EXERCISE OBJECTIVE:
Your answer must be an exact copy of the data below.

-- Opening Marker --

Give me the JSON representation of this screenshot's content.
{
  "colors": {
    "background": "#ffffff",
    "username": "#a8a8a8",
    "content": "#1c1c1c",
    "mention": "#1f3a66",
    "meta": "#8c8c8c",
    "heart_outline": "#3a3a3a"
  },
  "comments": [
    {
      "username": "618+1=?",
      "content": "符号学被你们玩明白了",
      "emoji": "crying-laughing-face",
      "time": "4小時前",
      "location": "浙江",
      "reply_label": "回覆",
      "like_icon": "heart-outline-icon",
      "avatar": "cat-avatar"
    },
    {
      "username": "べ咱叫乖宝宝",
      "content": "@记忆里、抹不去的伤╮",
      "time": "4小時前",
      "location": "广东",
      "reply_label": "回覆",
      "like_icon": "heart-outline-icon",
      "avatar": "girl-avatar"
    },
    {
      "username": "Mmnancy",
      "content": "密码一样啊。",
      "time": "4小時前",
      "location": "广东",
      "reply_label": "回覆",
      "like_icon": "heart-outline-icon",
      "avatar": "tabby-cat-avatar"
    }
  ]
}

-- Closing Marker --

ANSWER TO THIS PROBLEM:
Give me the JSON representation of this screenshot's content.
{
  "colors": {
    "background": "#ffffff",
    "username": "#a8a8a8",
    "content": "#1c1c1c",
    "mention": "#1f3a66",
    "meta": "#8c8c8c",
    "heart_outline": "#3a3a3a"
  },
  "comments": [
    {
      "username": "618+1=?",
      "content": "符号学被你们玩明白了",
      "emoji": "crying-laughing-face",
      "time": "4小時前",
      "location": "浙江",
      "reply_label": "回覆",
      "like_icon": "heart-outline-icon",
      "avatar": "cat-avatar"
    },
    {
      "username": "べ咱叫乖宝宝",
      "content": "@记忆里、抹不去的伤╮",
      "time": "4小時前",
      "location": "广东",
      "reply_label": "回覆",
      "like_icon": "heart-outline-icon",
      "avatar": "girl-avatar"
    },
    {
      "username": "Mmnancy",
      "content": "密码一样啊。",
      "time": "4小時前",
      "location": "广东",
      "reply_label": "回覆",
      "like_icon": "heart-outline-icon",
      "avatar": "tabby-cat-avatar"
    }
  ]
}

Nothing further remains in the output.